— What to work on —
Return, from the data below, each line that contains the word "forward".

— Available records —
§ §
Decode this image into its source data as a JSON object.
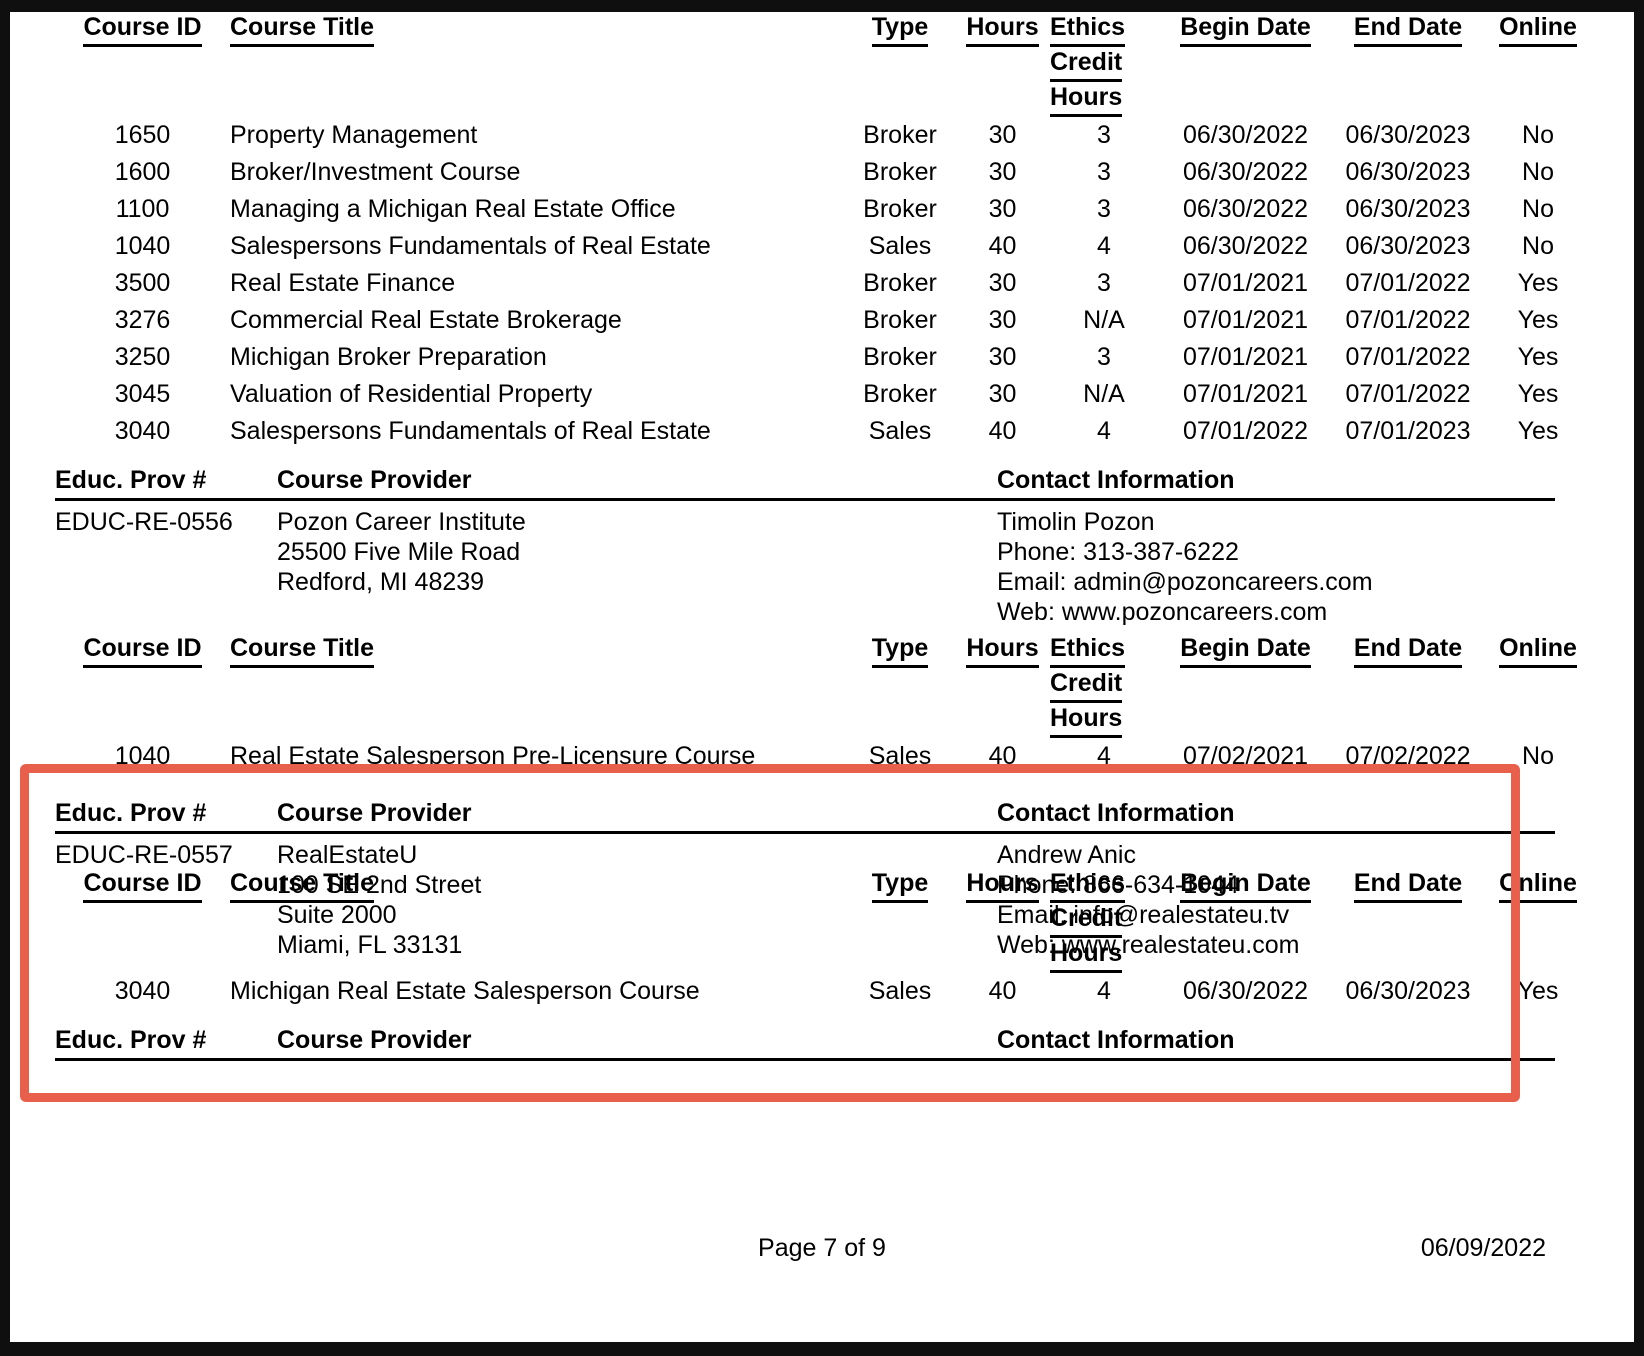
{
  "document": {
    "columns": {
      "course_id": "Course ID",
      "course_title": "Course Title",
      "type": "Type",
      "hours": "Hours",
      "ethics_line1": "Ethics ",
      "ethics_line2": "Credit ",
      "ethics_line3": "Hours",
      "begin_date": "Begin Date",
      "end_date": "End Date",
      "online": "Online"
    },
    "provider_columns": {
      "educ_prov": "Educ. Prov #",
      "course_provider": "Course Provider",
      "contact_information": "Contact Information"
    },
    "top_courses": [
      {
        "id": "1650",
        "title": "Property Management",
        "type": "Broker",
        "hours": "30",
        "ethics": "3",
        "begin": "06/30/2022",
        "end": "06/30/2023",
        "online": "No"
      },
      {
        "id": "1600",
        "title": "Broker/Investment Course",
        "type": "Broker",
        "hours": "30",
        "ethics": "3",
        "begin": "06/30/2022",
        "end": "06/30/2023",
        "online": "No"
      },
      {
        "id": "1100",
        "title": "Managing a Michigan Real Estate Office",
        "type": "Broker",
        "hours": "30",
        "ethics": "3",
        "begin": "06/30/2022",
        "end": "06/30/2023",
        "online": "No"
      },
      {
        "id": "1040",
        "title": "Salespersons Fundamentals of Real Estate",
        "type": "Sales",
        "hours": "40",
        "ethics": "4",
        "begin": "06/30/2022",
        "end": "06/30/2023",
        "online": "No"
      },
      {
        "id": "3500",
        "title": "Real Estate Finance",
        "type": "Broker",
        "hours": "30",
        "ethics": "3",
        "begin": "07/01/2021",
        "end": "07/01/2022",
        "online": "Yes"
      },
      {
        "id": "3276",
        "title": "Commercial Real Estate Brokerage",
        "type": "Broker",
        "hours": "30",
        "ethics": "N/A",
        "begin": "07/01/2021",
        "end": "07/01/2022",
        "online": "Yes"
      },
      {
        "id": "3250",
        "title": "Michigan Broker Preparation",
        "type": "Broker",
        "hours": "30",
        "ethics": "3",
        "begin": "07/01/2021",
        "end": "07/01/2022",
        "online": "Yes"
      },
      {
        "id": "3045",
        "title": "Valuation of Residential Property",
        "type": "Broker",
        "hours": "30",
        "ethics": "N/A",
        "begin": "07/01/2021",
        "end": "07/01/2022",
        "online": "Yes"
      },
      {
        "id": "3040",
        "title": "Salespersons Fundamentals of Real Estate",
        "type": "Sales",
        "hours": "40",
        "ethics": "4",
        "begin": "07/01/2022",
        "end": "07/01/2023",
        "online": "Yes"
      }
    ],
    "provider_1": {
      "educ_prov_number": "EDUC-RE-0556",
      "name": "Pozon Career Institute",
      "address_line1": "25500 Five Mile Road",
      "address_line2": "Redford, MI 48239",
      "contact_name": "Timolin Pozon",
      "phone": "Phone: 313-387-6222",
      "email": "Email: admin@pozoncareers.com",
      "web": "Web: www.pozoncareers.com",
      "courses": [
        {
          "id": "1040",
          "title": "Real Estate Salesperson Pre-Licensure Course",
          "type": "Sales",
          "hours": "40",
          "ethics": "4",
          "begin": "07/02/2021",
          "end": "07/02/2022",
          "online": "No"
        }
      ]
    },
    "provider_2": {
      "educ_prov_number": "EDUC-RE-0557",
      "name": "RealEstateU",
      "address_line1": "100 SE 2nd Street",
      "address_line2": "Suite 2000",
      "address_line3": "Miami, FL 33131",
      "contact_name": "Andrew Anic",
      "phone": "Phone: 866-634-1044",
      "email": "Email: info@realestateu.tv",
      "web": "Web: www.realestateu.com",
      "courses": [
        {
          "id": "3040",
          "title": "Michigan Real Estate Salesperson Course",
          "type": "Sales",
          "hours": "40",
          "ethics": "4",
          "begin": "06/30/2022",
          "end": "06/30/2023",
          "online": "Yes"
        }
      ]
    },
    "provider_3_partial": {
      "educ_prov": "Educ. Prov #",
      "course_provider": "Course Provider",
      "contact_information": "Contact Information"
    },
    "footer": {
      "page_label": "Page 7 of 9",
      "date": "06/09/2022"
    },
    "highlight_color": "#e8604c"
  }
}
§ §
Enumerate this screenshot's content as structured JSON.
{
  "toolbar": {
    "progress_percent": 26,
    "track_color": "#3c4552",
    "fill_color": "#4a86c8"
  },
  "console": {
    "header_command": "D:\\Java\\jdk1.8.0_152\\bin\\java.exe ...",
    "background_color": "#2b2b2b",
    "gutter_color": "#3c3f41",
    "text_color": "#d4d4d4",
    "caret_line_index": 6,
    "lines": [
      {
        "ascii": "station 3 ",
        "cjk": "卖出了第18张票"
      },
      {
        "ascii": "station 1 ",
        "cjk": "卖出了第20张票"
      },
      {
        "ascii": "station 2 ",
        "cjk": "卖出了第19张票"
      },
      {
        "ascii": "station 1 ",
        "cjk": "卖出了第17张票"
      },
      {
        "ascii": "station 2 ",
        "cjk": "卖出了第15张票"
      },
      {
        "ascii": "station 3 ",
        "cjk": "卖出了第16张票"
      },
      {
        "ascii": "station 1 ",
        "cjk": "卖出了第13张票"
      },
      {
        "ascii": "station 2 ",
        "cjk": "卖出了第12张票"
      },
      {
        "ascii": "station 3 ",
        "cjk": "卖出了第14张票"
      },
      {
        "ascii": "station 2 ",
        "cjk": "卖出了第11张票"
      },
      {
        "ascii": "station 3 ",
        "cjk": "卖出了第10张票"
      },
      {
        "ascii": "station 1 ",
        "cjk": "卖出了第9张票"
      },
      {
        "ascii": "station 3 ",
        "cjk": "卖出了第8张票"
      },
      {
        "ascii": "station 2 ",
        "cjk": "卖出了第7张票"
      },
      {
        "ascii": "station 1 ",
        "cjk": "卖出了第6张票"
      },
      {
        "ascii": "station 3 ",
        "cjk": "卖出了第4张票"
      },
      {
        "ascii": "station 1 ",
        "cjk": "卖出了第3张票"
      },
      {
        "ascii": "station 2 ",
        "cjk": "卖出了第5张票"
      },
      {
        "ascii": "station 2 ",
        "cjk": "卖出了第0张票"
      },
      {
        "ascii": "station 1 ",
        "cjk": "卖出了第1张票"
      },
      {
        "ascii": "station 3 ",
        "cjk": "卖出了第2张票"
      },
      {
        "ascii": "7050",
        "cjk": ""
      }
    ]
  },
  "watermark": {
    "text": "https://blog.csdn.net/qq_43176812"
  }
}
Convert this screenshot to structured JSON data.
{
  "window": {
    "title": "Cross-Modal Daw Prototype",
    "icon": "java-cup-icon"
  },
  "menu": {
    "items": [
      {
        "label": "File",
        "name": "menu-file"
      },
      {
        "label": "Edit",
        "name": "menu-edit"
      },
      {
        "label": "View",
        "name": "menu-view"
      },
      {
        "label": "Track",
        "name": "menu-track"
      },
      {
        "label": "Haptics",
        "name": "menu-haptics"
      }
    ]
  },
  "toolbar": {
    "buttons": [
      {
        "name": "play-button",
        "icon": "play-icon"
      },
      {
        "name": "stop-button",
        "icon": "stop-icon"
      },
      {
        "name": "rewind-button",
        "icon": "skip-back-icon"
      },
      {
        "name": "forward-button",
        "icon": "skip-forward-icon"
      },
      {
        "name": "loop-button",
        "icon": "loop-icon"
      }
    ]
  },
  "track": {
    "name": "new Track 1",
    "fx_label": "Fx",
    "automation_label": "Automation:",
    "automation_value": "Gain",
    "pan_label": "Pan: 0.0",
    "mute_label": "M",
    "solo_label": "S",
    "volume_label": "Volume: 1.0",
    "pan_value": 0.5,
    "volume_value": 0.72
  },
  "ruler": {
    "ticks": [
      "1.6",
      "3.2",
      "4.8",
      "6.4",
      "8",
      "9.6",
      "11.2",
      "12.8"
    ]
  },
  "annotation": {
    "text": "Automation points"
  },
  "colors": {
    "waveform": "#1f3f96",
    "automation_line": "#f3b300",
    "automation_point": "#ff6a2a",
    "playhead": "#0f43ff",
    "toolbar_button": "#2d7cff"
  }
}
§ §
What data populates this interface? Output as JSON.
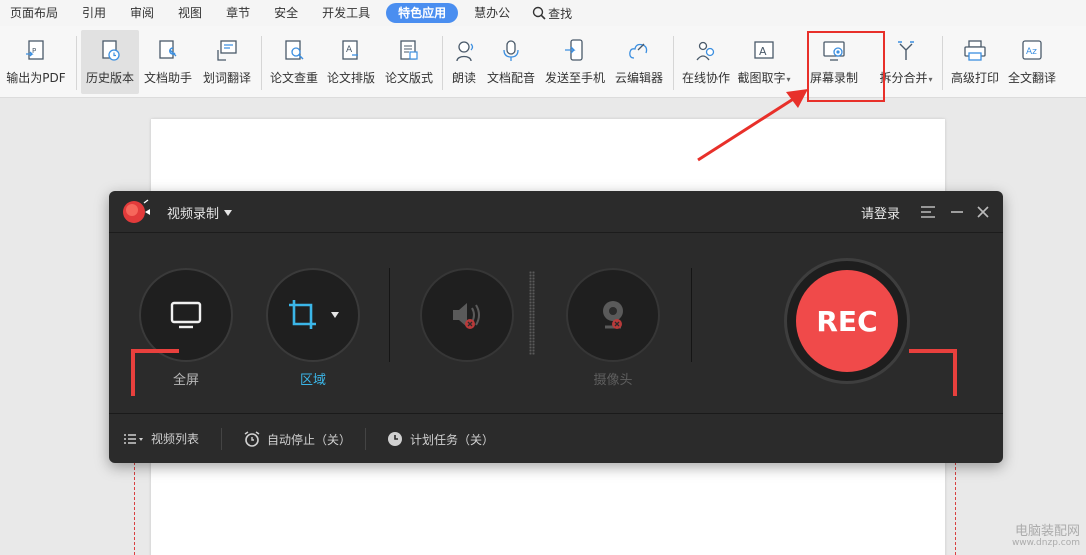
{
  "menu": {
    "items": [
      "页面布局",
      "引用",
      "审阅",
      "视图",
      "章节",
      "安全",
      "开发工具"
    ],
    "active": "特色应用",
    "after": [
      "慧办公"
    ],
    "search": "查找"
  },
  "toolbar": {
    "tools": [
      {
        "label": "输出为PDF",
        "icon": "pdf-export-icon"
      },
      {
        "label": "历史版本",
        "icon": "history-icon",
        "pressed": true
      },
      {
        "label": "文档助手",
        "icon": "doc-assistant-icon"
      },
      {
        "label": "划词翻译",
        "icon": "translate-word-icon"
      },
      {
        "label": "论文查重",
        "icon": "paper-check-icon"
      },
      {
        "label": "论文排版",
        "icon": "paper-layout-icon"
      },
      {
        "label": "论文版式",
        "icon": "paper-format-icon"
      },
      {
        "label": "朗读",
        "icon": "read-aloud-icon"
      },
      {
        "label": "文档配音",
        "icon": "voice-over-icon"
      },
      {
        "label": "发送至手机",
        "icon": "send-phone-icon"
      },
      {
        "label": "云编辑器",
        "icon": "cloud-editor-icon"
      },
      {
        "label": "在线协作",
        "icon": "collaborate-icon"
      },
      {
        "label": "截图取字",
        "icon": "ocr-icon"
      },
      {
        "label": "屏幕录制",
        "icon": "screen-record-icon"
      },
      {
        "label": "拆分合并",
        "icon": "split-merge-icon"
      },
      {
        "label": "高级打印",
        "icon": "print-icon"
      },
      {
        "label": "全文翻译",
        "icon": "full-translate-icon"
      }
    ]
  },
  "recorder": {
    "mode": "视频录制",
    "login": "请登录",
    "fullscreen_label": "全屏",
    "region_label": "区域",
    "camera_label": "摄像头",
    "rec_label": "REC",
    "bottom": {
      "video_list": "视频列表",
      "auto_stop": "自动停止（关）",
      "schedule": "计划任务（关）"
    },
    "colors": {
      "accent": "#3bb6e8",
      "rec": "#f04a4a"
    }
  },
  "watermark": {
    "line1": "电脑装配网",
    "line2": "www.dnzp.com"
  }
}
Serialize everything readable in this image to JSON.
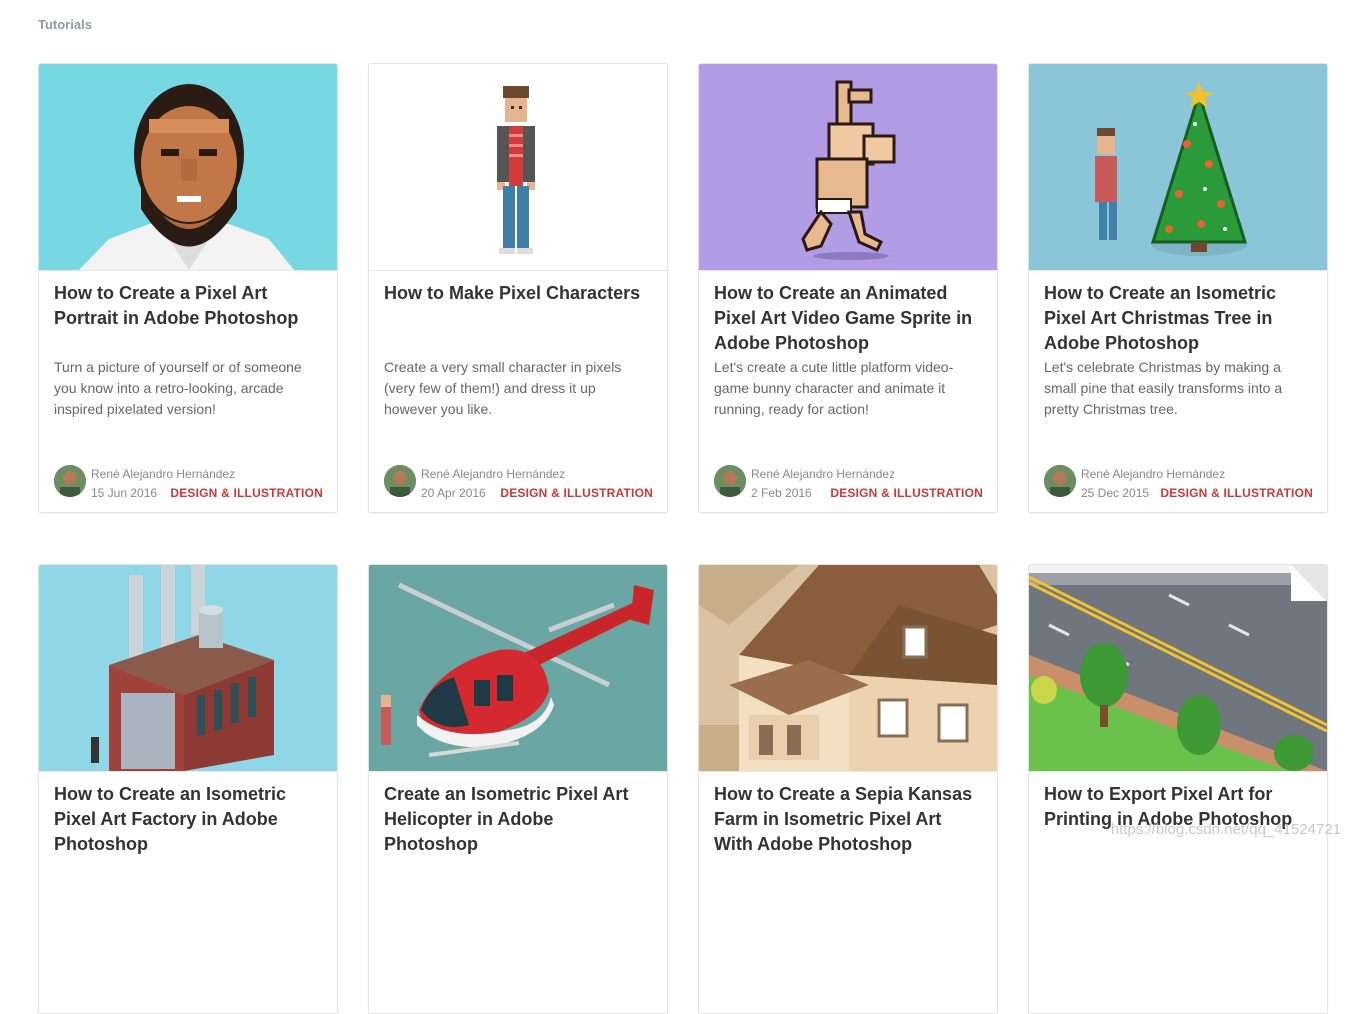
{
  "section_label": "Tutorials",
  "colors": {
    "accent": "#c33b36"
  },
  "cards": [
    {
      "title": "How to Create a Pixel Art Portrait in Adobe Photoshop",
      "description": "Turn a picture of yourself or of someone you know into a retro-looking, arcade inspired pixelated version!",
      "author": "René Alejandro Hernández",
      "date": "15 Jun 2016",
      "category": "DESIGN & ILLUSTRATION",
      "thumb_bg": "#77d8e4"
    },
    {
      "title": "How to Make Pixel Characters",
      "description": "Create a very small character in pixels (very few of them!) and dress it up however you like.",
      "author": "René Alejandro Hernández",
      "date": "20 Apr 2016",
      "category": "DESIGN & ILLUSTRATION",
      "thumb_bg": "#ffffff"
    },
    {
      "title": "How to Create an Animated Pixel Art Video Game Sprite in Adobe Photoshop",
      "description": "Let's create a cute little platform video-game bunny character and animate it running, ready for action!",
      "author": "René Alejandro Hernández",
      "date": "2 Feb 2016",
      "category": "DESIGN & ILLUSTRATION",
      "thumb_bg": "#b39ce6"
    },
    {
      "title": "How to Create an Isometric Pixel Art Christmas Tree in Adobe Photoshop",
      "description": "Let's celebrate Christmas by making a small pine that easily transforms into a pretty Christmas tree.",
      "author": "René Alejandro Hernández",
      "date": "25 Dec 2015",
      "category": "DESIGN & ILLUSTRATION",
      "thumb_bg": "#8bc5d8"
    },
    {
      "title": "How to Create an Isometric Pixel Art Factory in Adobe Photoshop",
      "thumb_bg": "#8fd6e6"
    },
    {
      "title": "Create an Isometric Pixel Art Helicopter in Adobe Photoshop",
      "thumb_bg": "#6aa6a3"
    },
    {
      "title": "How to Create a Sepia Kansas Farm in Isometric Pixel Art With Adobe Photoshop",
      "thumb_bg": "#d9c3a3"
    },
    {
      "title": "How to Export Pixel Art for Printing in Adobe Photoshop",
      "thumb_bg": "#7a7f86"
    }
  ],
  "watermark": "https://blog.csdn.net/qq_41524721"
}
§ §
— Solution for this task —
        "name": "forward-button",
        "icon": "skip-forward-icon"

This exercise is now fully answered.